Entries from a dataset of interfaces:
======

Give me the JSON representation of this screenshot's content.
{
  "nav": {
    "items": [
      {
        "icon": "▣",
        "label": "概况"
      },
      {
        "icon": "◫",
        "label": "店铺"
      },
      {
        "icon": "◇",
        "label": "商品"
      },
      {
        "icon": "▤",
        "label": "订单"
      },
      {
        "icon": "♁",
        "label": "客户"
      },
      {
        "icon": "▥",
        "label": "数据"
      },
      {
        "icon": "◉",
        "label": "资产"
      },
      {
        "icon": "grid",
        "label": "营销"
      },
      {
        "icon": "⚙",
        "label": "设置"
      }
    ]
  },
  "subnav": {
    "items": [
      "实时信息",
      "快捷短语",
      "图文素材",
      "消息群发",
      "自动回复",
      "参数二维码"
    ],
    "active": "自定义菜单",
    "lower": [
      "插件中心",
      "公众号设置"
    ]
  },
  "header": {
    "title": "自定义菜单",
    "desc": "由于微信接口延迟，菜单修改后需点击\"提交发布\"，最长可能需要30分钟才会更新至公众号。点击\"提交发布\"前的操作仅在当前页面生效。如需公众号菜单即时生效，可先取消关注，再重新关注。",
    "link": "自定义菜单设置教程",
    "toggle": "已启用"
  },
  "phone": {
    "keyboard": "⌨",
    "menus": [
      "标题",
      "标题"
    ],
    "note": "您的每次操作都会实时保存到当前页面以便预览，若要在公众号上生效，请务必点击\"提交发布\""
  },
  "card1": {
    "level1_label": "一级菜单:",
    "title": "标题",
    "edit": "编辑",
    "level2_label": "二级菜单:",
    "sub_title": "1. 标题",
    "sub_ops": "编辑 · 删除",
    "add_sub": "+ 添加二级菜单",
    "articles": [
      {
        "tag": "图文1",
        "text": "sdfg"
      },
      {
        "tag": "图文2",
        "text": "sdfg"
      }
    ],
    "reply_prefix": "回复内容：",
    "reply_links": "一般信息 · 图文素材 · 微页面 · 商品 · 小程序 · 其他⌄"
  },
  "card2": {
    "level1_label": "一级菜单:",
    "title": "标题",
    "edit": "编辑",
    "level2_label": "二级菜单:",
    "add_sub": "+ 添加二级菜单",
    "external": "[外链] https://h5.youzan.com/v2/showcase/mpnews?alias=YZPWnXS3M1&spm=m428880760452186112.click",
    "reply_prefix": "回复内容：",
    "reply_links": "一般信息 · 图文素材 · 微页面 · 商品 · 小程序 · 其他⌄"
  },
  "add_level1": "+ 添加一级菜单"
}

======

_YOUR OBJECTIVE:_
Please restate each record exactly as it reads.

_TASK RESPONSE:_
Give me the JSON representation of this screenshot's content.
{
  "nav": {
    "items": [
      {
        "icon": "▣",
        "label": "概况"
      },
      {
        "icon": "◫",
        "label": "店铺"
      },
      {
        "icon": "◇",
        "label": "商品"
      },
      {
        "icon": "▤",
        "label": "订单"
      },
      {
        "icon": "♁",
        "label": "客户"
      },
      {
        "icon": "▥",
        "label": "数据"
      },
      {
        "icon": "◉",
        "label": "资产"
      },
      {
        "icon": "grid",
        "label": "营销"
      },
      {
        "icon": "⚙",
        "label": "设置"
      }
    ]
  },
  "subnav": {
    "items": [
      "实时信息",
      "快捷短语",
      "图文素材",
      "消息群发",
      "自动回复",
      "参数二维码"
    ],
    "active": "自定义菜单",
    "lower": [
      "插件中心",
      "公众号设置"
    ]
  },
  "header": {
    "title": "自定义菜单",
    "desc": "由于微信接口延迟，菜单修改后需点击\"提交发布\"，最长可能需要30分钟才会更新至公众号。点击\"提交发布\"前的操作仅在当前页面生效。如需公众号菜单即时生效，可先取消关注，再重新关注。",
    "link": "自定义菜单设置教程",
    "toggle": "已启用"
  },
  "phone": {
    "keyboard": "⌨",
    "menus": [
      "标题",
      "标题"
    ],
    "note": "您的每次操作都会实时保存到当前页面以便预览，若要在公众号上生效，请务必点击\"提交发布\""
  },
  "card1": {
    "level1_label": "一级菜单:",
    "title": "标题",
    "edit": "编辑",
    "level2_label": "二级菜单:",
    "sub_title": "1. 标题",
    "sub_ops": "编辑 · 删除",
    "add_sub": "+ 添加二级菜单",
    "articles": [
      {
        "tag": "图文1",
        "text": "sdfg"
      },
      {
        "tag": "图文2",
        "text": "sdfg"
      }
    ],
    "reply_prefix": "回复内容：",
    "reply_links": "一般信息 · 图文素材 · 微页面 · 商品 · 小程序 · 其他⌄"
  },
  "card2": {
    "level1_label": "一级菜单:",
    "title": "标题",
    "edit": "编辑",
    "level2_label": "二级菜单:",
    "add_sub": "+ 添加二级菜单",
    "external": "[外链] https://h5.youzan.com/v2/showcase/mpnews?alias=YZPWnXS3M1&spm=m428880760452186112.click",
    "reply_prefix": "回复内容：",
    "reply_links": "一般信息 · 图文素材 · 微页面 · 商品 · 小程序 · 其他⌄"
  },
  "add_level1": "+ 添加一级菜单"
}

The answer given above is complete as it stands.